Check the YSR Video Gallery for video segments of programs, the program opening, and other videos of interest.
News of Interest:
"Honeybees on the Brink" The Star Tribune published a series on the decline of honeybees in September 2014, including a feature on Dr. Marla Spivak entitled "A Scientist's Aim: Save the Bees".Dr. Spivak spoke to young scientists on November 9, 2010.
University of Minnesota Researchers Unveil New Apple Variety The new fruit is a cross between the Honeycrisp and the MonArk, according to apple researcher Jim Luby, director of the University's fruit crops breeding project, as reported in the Pioneer Press in October 2014. Mr. Luby was at Young Scientist Roundtable on November 15, 2016 and earlier on October 5, 2010 to speak on "The Birth of the Honeycrisp Apple".
The Ebola Epidemic is About to Get Worse. Much Worse. Politico published this article by Dr. Michael Osterholm, Director of the Center for Infectious Disease Research and Policy at the University of Minnesota on September 30, 2014. Dr. Osterholm returned to Young Scientist Roundtable on Tuesday November 11 to talk about the current Ebola outbreak. He also presented "An Infectious Disease Medical Detective in a Modern World" to young scientists in November 2008.
Dr. John Ohlfest (Posted January 24, 2013): Young Scientist Roundtable regrets the passing of Dr. John Ohlfest, who was a pioneering brain tumor researcher and a friend of YSR. In December of 2011, Dr. Ohlfest gave a presentation that was an outstanding example of service in science and to the community.
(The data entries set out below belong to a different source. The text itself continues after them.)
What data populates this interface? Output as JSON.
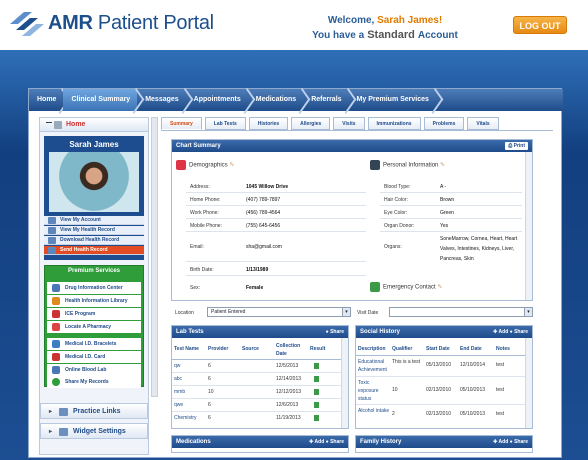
{
  "header": {
    "brand_prefix": "AMR",
    "brand_suffix": "Patient Portal",
    "welcome_text": "Welcome, ",
    "user_name": "Sarah James!",
    "account_prefix": "You have a",
    "account_type": "Standard",
    "account_suffix": "Account",
    "logout_label": "LOG OUT"
  },
  "nav": {
    "items": [
      {
        "label": "Home"
      },
      {
        "label": "Clinical Summary"
      },
      {
        "label": "Messages"
      },
      {
        "label": "Appointments"
      },
      {
        "label": "Medications"
      },
      {
        "label": "Referrals"
      },
      {
        "label": "My Premium Services"
      }
    ]
  },
  "sidebar": {
    "home_label": "Home",
    "profile_name": "Sarah James",
    "profile_links": [
      {
        "label": "View My Account"
      },
      {
        "label": "View My Health Record"
      },
      {
        "label": "Download Health Record"
      },
      {
        "label": "Send Health Record"
      }
    ],
    "premium_title": "Premium Services",
    "premium_links": [
      {
        "label": "Drug Information Center",
        "color": "#4a78b6"
      },
      {
        "label": "Health Information Library",
        "color": "#e08a1e"
      },
      {
        "label": "ICE Program",
        "color": "#c33"
      },
      {
        "label": "Locate A Pharmacy",
        "color": "#d44"
      },
      {
        "label": "Medical I.D. Bracelets",
        "color": "#3c7fc0"
      },
      {
        "label": "Medical I.D. Card",
        "color": "#c33"
      },
      {
        "label": "Online Blood Lab",
        "color": "#4a78b6"
      },
      {
        "label": "Share My Records",
        "color": "#2e9d3a"
      }
    ],
    "practice_links": "Practice Links",
    "widget_settings": "Widget Settings"
  },
  "tabs": [
    {
      "label": "Summary"
    },
    {
      "label": "Lab Tests"
    },
    {
      "label": "Histories"
    },
    {
      "label": "Allergies"
    },
    {
      "label": "Visits"
    },
    {
      "label": "Immunizations"
    },
    {
      "label": "Problems"
    },
    {
      "label": "Vitals"
    }
  ],
  "chart_summary": {
    "title": "Chart Summary",
    "print_label": "Print",
    "demographics_label": "Demographics",
    "personal_label": "Personal Information",
    "emergency_label": "Emergency Contact",
    "left": [
      {
        "label": "Address:",
        "value": "1045 Willow Drive"
      },
      {
        "label": "Home Phone:",
        "value": "(407) 789-7897"
      },
      {
        "label": "Work Phone:",
        "value": "(456) 789-4564"
      },
      {
        "label": "Mobile Phone:",
        "value": "(755) 645-6456"
      },
      {
        "label": "Email:",
        "value": "sha@gmail.com"
      },
      {
        "label": "Birth Date:",
        "value": "1/13/1989"
      },
      {
        "label": "Sex:",
        "value": "Female"
      }
    ],
    "right": [
      {
        "label": "Blood Type:",
        "value": "A -"
      },
      {
        "label": "Hair Color:",
        "value": "Brown"
      },
      {
        "label": "Eye Color:",
        "value": "Green"
      },
      {
        "label": "Organ Donor:",
        "value": "Yes"
      },
      {
        "label": "Organs:",
        "value": "SoneMarrow, Cornea, Heart, Heart Valves, Intestines, Kidneys, Liver, Pancreas, Skin"
      }
    ]
  },
  "filters": {
    "location_label": "Location",
    "location_value": "Patient Entered",
    "visit_label": "Visit Date",
    "visit_value": ""
  },
  "lab_tests": {
    "title": "Lab Tests",
    "share_label": "Share",
    "columns": [
      "Test Name",
      "Provider",
      "Source",
      "Collection Date",
      "Result"
    ],
    "rows": [
      {
        "name": "qw",
        "provider": "6",
        "date": "12/5/2013"
      },
      {
        "name": "abc",
        "provider": "6",
        "date": "12/14/2013"
      },
      {
        "name": "mmb",
        "provider": "10",
        "date": "12/12/2013"
      },
      {
        "name": "qwe",
        "provider": "6",
        "date": "12/6/2013"
      },
      {
        "name": "Chemistry",
        "provider": "6",
        "date": "11/19/2013"
      }
    ]
  },
  "social_history": {
    "title": "Social History",
    "add_label": "Add",
    "share_label": "Share",
    "columns": [
      "Description",
      "Qualifier",
      "Start Date",
      "End Date",
      "Notes"
    ],
    "rows": [
      {
        "description": "Educational Achievement",
        "qualifier": "This is a test",
        "start": "05/13/2010",
        "end": "12/10/2014",
        "notes": "test"
      },
      {
        "description": "Toxic exposure status",
        "qualifier": "10",
        "start": "02/13/2010",
        "end": "05/10/2013",
        "notes": "test"
      },
      {
        "description": "Alcohol intake",
        "qualifier": "2",
        "start": "02/13/2010",
        "end": "05/10/2013",
        "notes": "test"
      }
    ]
  },
  "bottom_panels": {
    "medications": "Medications",
    "family_history": "Family History",
    "add_label": "Add",
    "share_label": "Share"
  }
}
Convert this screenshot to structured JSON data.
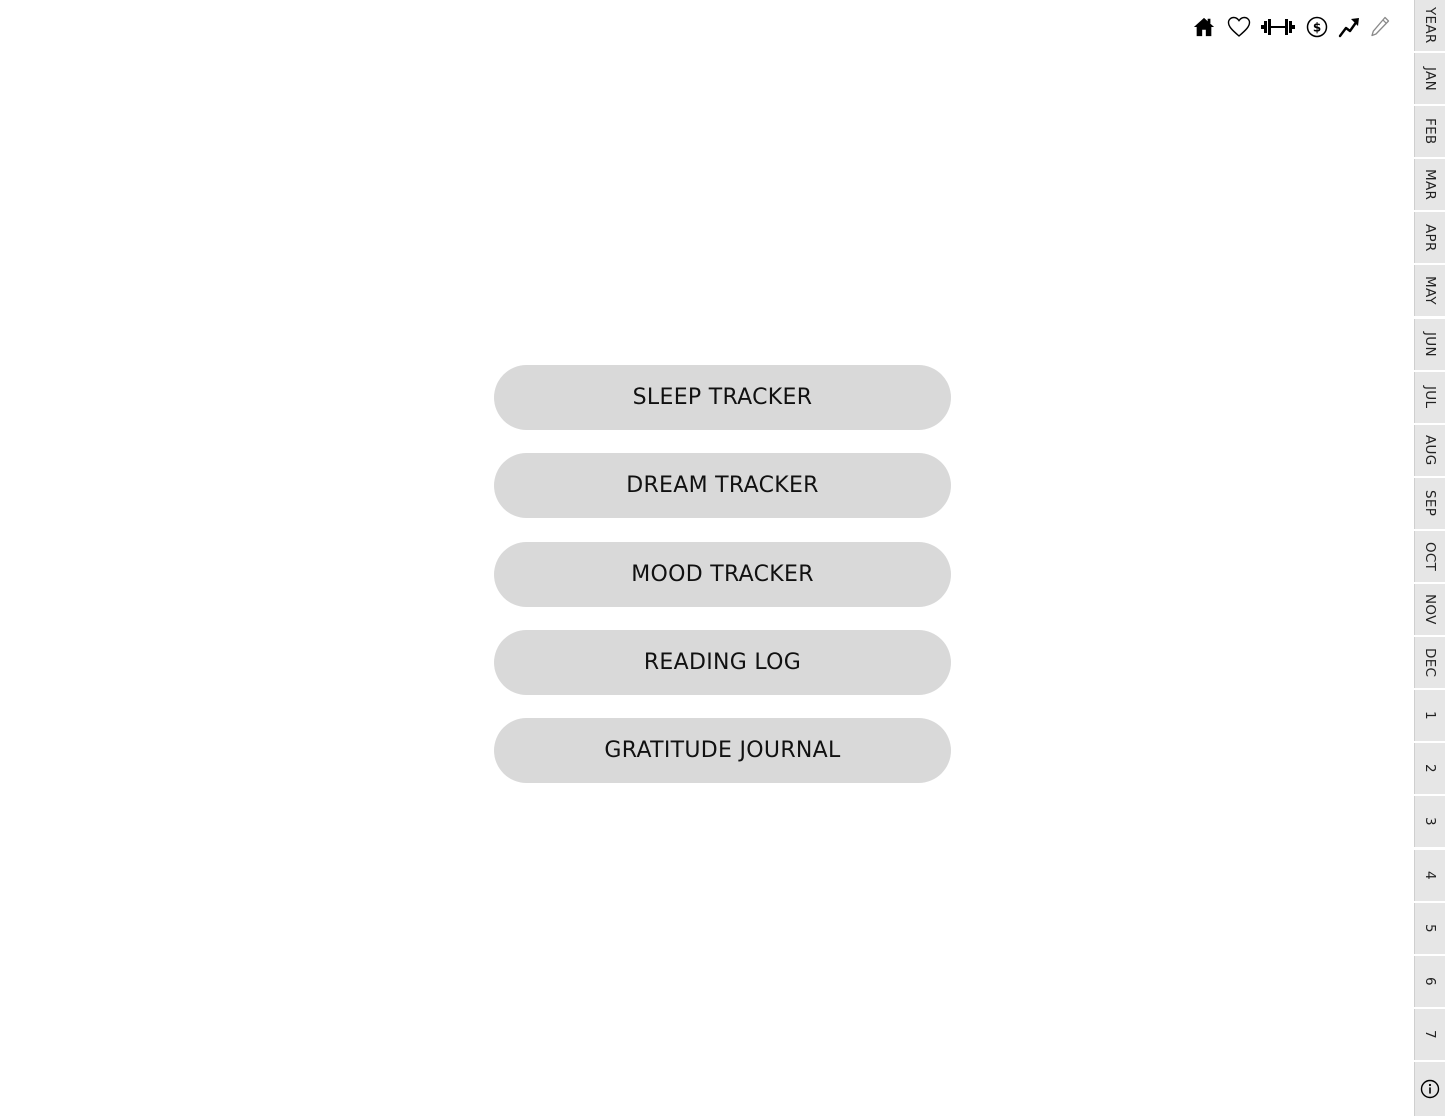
{
  "top_icons": [
    {
      "name": "home-icon"
    },
    {
      "name": "heart-icon"
    },
    {
      "name": "dumbbell-icon"
    },
    {
      "name": "dollar-icon"
    },
    {
      "name": "trend-up-icon"
    },
    {
      "name": "pencil-icon"
    }
  ],
  "menu": {
    "sleep_tracker": "SLEEP TRACKER",
    "dream_tracker": "DREAM TRACKER",
    "mood_tracker": "MOOD TRACKER",
    "reading_log": "READING LOG",
    "gratitude_journal": "GRATITUDE JOURNAL"
  },
  "tabs": {
    "year": "YEAR",
    "jan": "JAN",
    "feb": "FEB",
    "mar": "MAR",
    "apr": "APR",
    "may": "MAY",
    "jun": "JUN",
    "jul": "JUL",
    "aug": "AUG",
    "sep": "SEP",
    "oct": "OCT",
    "nov": "NOV",
    "dec": "DEC",
    "d1": "1",
    "d2": "2",
    "d3": "3",
    "d4": "4",
    "d5": "5",
    "d6": "6",
    "d7": "7"
  },
  "colors": {
    "button_bg": "#d9d9d9",
    "tab_bg": "#e6e6e6",
    "page_bg": "#ffffff",
    "text": "#111111"
  }
}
The picture to the left shows him sketching gene interactions during his Teen Roundtable session with students, which can be viewed in a video. The full YSR program, along with the program featuring his colleague and research partner Dr. G. Elizabeth Pluhar, have both been shown on ED's TV and can be viewed online. We extend our sympathies to Dr. Ohlfest's family, friends, and colleagues. Minnesota Public Radio news story
Ever wonder how a knuckleball (in baseball) seems to defy the laws of aerodynamics? This was just one of many interesting aspects of the February 5, 2013 program on Physics and Fluid Dynamics presented by Dr. Paul Strykowski. Watch this knuckleball video clip!